- _Required action_
Say how many lines of the entries below include "heart", giving nothing but that number.

- _Supplied records_
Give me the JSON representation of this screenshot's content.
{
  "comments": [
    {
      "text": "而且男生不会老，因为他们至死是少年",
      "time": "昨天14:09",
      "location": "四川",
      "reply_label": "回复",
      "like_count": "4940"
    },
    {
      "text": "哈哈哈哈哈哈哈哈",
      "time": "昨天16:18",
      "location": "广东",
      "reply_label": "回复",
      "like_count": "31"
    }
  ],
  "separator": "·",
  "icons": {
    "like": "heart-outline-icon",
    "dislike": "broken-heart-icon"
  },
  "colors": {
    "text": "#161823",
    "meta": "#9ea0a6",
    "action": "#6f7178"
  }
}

- _Answer box_
2